We are excited to share our expertise and demonstrate how RETTEW’s services can help you minimize project delays and change orders and reduce liability. We’ll also highlight some of our people so you can be sure you are getting the best in the business when you work with RETTEW.

Well, Well, Well

In some geologic settings, water moves primarily along underground bedrock fractures. Where these fractures intersect, water can be abundant. The key to siting a new bedrock well is to find these fractures and (literally) tap into them!

Two geophysical methods, electrical resistivity imaging (ERI) and very-low-frequency electromagnetics (VLF-EM) help map the location and orientation of fractures. In large undeveloped areas (greater than 8 acres), VLF-EM is often preferred because it can cover much territory cost-effectively.
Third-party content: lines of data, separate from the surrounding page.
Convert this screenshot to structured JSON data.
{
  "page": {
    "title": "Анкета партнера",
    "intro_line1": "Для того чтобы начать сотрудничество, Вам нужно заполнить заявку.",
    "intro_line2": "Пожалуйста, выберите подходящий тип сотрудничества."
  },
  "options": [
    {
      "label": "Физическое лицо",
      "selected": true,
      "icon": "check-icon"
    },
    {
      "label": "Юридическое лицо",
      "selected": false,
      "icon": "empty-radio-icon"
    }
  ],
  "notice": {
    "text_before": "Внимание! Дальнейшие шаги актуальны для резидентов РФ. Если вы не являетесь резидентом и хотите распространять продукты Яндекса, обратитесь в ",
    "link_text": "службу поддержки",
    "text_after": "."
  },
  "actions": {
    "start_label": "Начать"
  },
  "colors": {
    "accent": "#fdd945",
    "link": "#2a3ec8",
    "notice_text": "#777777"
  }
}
In smaller or developed areas, ERI can help find the best locations for new wells. RETTEW has experts in all areas of geophysics, and we are here to help you find that well!

Who Needs Water?

A Pennsylvania Township needed a new well to support its growing population. The Township had access to approximately 160 acres of agricultural land but did not know where to site the well to maximize production. Because the survey area was large and undeveloped, RETTEW recommended a very-low-frequency electromagnetic (VLF-EM) survey to identify bedrock fractures (hopefully water-bearing) crossing the site. VLF-EM surveys use radio waves emanating from a worldwide network of (generally military) communications antennae that travel through the upper 300 feet of the earth. When the radio waves encounter a favorably oriented and electrically conductive structure, like a water-filled fracture, a detectable secondary EM field is produced.

Over the course of two days, RETTEW collected VLF-EM data along eight profiles spanning 160 acres, with four oriented NW-SE (Figure 1) and four oriented SW-NE (Figure 2). The signal sources were VLF transmitters in Maine, Washington, and North Dakota. The data were processed to produce VLF-EM cross sections for each profile, with low-resistivity/high-conductivity features (e.g., water-bearing faults and fractures) displayed as dark blue to green. The results showed several high- and low-angle conductive features crossing the site (for locating a water well, high-angle features are desirable), and two locations where these features intersect at the ground surface (Figure 3, Locations A and B). Because the dips of these features can be estimated, the proposed well will be drilled where these features intersect at the desired well depth.

Meet Olek Karod


Olek likes to stay on the move! His job as a geophysicist at RETTEW is constantly changing, offering him variety in his work environment. One day he might be at a gas station, the next at a power plant, and the next at a military base. It certainly keeps things interesting and allows him to stay engaged and eager to learn and apply his knowledge to new experiences almost every day.

Also interesting is the variety of people you encounter at job sites. Once, Olek was greeted at a site by a person barking at him – not something you’d expect to run into but, like we said, it keeps things interesting!

Speaking of running, did we mention Olek is an avid runner? He is heavily active in his local running community as treasurer of the Lancaster Road Runners Club. So, when he’s not running from barking people at a job site, he’s running just for fun. We’re happy to have Olek as part of the RETTEW family and know he’ll have a long “run” with the rest of our Geophysics/Subsurface Utility Engineering team!